Here in Georgia, we’ve been talking about the possibility of a runoff in at least one of the two marquee races since at least July. With early voting starting on Monday and recent poll results continuing to show a tight contest between Democrat Michelle Nunn and Repubican David Perdue, along with consistent support for Libertarian Amanda Swafford in the 4-5% range, the national media is paying more attention to the idea.
The latest is the Washington Examiner‘s Betsy Woodruff, who this morning contemplates a possible nightmare scenario, especially if Georgia’s race will decide control of the Senate.
One Georgian quoted in the story isn’t sure Swafford is going to end up with the number of votes needed to force the race into overtime:
Debbie Dooley, a member of the Tea Party Patriots board of directors, said she thinks enough undecided voters will line up behind Perdue to let him pull off a win without a runoff. Dooley said that while she thinks Swafford is “an excellent candidate,” the national implications of the race will discourage voters from backing the libertarian. And Swafford’s fundraising troubles are her biggest weakness.
“Were that to change, that could change the whole dynamic,” Dooley added.
Dooley also said there is residual bad blood toward Perdue among some grassroots activists because he once belittled Republican primary contender Karen Handel for not having a college degree. Perdue later called Handel to apologize, per the Atlanta Journal-Constitution. But Dooley said that not everyone has moved on.
“But none of that is causing the heartburn that Harry Reid is causing,” she added.
Some of the most recent polling in the race shows the gap between Perdue and Nunn tightening. The Public Policy Polling survey was conducted prior to the revelation of a deposition by David Perdue in which he talked about his role in outsourcing jobs for Pillowtex. The SurveyUSA poll out this week was partially conducted over last weekend, which means the Perdue news could have affected the results.

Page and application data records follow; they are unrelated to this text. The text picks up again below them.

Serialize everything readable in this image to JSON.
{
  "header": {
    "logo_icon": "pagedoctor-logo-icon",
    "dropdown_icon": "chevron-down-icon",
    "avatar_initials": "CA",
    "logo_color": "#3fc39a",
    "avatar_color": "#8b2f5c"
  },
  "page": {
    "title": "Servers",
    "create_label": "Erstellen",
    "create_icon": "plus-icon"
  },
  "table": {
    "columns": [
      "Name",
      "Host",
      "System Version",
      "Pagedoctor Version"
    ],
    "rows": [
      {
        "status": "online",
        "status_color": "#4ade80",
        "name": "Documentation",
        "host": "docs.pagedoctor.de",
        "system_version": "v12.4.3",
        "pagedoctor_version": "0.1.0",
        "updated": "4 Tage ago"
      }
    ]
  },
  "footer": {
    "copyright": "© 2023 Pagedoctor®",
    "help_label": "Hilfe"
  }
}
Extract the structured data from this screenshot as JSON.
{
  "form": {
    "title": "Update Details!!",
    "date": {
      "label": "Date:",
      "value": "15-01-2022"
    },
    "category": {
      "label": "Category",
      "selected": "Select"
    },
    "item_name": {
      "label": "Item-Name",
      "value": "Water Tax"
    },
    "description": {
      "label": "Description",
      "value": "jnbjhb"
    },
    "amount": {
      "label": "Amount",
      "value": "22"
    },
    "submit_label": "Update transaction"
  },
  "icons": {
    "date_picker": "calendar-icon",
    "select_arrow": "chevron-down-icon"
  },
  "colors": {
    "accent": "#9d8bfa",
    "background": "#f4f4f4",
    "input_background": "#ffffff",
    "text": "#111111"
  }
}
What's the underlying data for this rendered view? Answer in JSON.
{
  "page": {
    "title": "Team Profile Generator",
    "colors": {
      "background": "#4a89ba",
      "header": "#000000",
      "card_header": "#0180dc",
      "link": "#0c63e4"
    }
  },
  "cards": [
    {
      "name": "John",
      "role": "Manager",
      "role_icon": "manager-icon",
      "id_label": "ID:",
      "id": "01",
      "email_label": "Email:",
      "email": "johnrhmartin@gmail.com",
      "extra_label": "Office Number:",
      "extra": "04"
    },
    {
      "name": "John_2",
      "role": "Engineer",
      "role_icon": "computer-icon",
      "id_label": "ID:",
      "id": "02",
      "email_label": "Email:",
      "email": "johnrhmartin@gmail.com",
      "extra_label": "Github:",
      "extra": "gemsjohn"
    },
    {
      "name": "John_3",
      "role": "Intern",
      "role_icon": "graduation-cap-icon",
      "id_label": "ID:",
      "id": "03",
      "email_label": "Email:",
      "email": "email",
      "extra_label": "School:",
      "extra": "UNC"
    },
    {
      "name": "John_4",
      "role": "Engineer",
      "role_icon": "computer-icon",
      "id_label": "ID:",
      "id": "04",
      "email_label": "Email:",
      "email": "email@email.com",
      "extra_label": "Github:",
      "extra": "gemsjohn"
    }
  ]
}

And both polls were taken before Tuesday’s Senate debate in Perry, which provided the Libertarian candidate with the biggest stage so far to define herself to voters.